The data below:

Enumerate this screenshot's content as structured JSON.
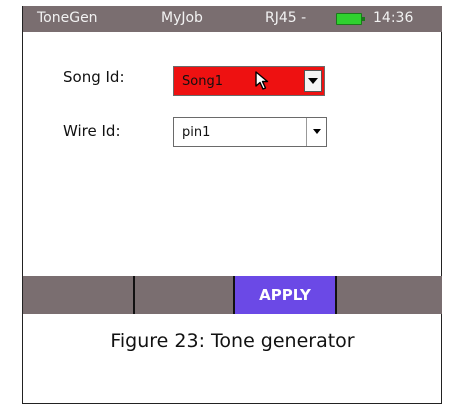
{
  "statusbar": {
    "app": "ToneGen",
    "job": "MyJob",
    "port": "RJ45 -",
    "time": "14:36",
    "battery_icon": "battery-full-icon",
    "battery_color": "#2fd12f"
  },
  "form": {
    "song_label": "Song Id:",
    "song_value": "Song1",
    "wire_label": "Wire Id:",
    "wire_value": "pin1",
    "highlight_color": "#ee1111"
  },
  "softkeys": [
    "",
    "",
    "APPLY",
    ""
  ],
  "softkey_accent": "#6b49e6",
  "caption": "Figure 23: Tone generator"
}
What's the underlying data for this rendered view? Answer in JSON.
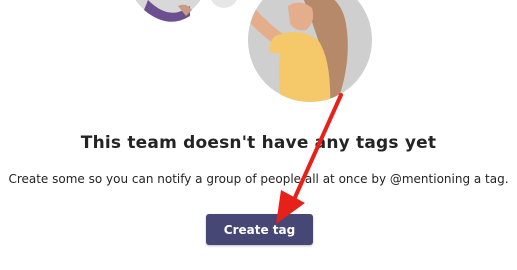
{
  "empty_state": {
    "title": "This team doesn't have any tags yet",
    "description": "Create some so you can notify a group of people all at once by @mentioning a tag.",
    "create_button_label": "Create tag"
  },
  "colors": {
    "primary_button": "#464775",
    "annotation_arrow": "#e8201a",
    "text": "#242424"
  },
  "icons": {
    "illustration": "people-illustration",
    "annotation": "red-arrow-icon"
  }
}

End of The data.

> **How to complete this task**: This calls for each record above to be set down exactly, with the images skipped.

> **Reply to the task**:
Enumerate this screenshot's content as structured JSON.
{
  "statusbar": {
    "app": "ToneGen",
    "job": "MyJob",
    "port": "RJ45 -",
    "time": "14:36",
    "battery_icon": "battery-full-icon",
    "battery_color": "#2fd12f"
  },
  "form": {
    "song_label": "Song Id:",
    "song_value": "Song1",
    "wire_label": "Wire Id:",
    "wire_value": "pin1",
    "highlight_color": "#ee1111"
  },
  "softkeys": [
    "",
    "",
    "APPLY",
    ""
  ],
  "softkey_accent": "#6b49e6",
  "caption": "Figure 23: Tone generator"
}
What's the underlying data for this rendered view? Answer in JSON.
{
  "empty_state": {
    "title": "This team doesn't have any tags yet",
    "description": "Create some so you can notify a group of people all at once by @mentioning a tag.",
    "create_button_label": "Create tag"
  },
  "colors": {
    "primary_button": "#464775",
    "annotation_arrow": "#e8201a",
    "text": "#242424"
  },
  "icons": {
    "illustration": "people-illustration",
    "annotation": "red-arrow-icon"
  }
}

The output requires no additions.